Non-degradable lunch sheets banned | Sunday Observer
To protect environment and public health

Non-degradable lunch sheets banned

1 August, 2021

The Environment Ministry has decided to implement the ban on lunch sheets made from non-degradable polythene from August 1 (today), Environment Minister Mahinda Amaraweera said.

According to Minister Amaraweera, the ban will be implemented to protect the environment and public health. This decision can never be implemented by the Government alone. It needs the support of all sections of society.

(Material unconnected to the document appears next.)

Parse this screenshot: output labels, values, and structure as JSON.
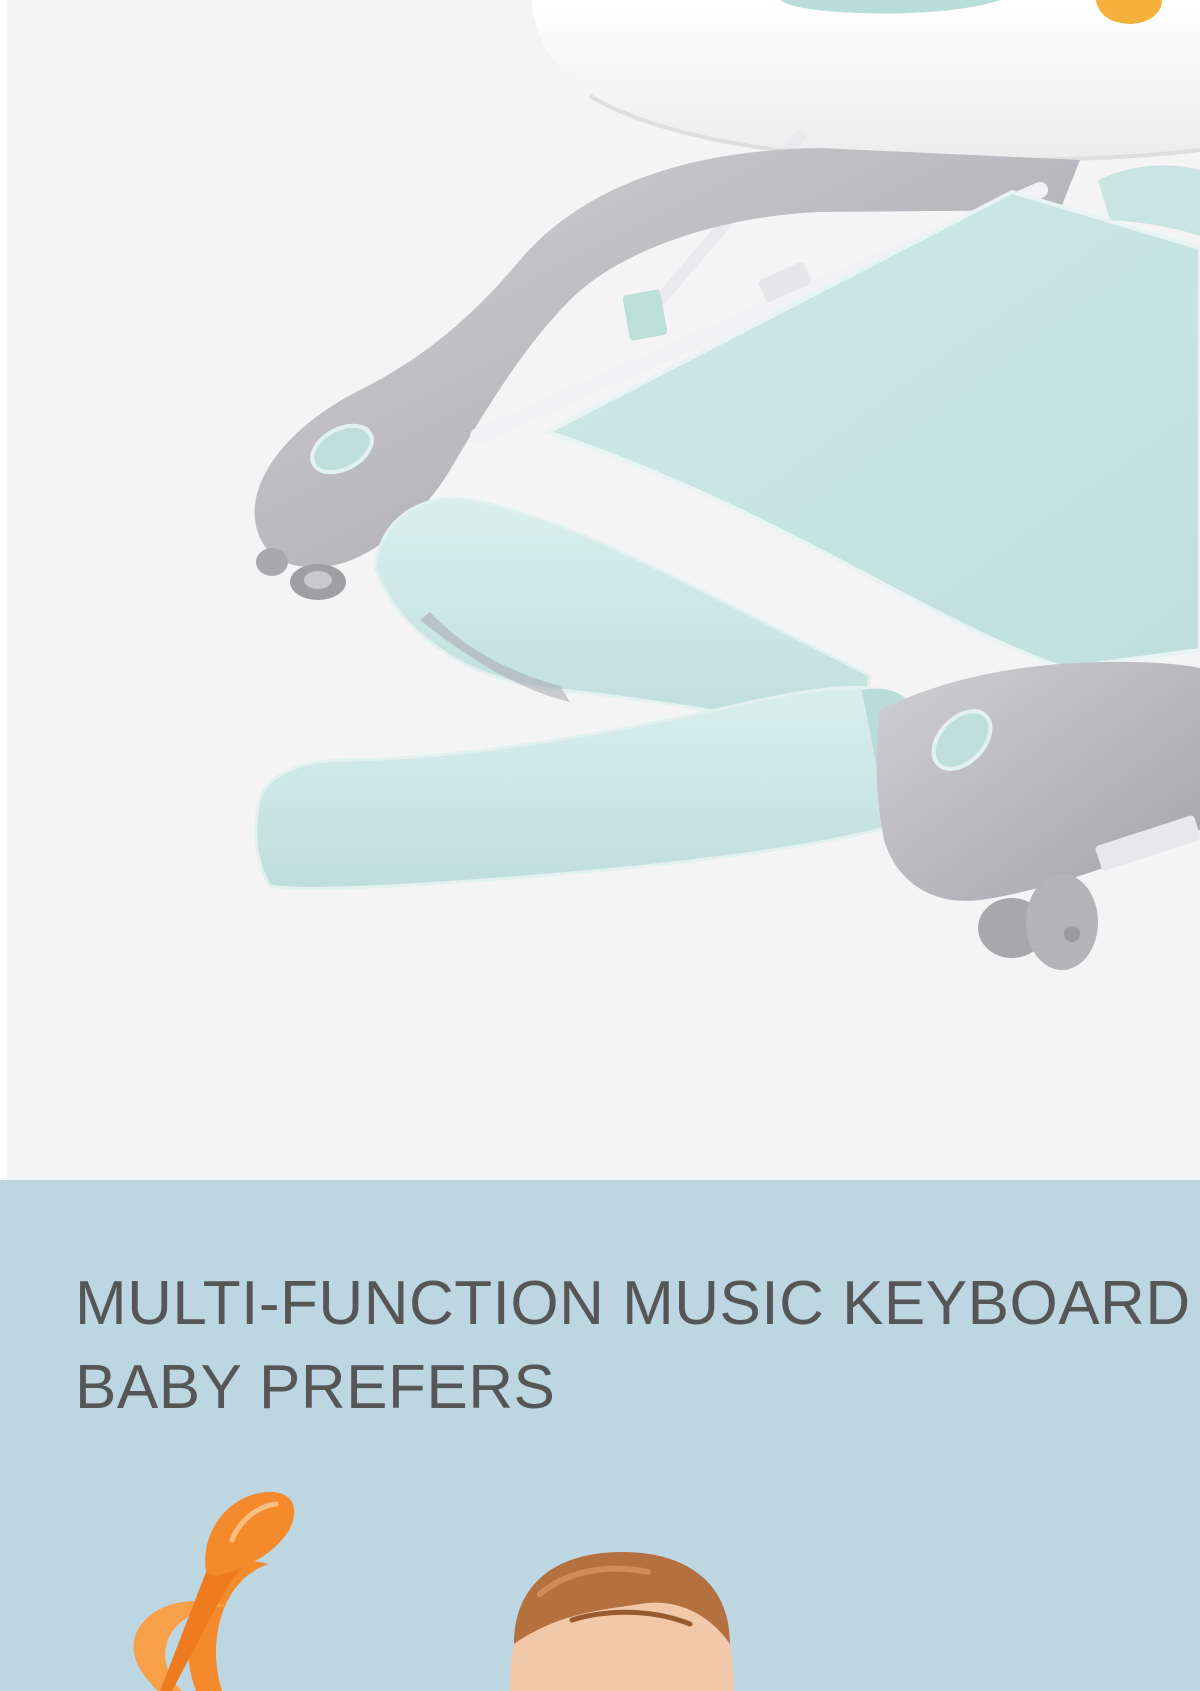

Minister Amaraweera said in 2017 a Gazette notification was issued banning lunch sheets. But the manufacturers and sales organisations and the public were not interested in obeying the ban. This year, after discussions with the authorities, a decision was taken to strictly ban production from August 1, in accordance with the 2017 Gazette notification. Minister Amaraweera said that if anyone manufactures, distributes or sells lunch sheets made of polythene, the fine will be increased tenfold and all equipment used for this purpose will be confiscated. The support of all sections of society is needed to implement the decision.

Central Environmental Authority (CEA) sources said that the number of lunch sheets released to the environment per day is around 15 million and about 5,475 million lunch sheets are released to the environment per year by people and institutions without any recycling process. It takes about 100-200 years for it to decompose. Even after decomposition, they get attached to the soil as micro-plastic particles and eventually enter the human body through food and water.

The use of these non-degradable lunch sheets made of polythene has caused great environmental damage and an impact in the country. Lunch sheets are carelessly released into the environment by millions every year. All this polythene and plastic eventually end up in drinking water sources and the ocean. Last year’s Environmental Audit Report stated that 65,000 km of dead sea is being created by these plastics and polythene in the Bay of Bengal.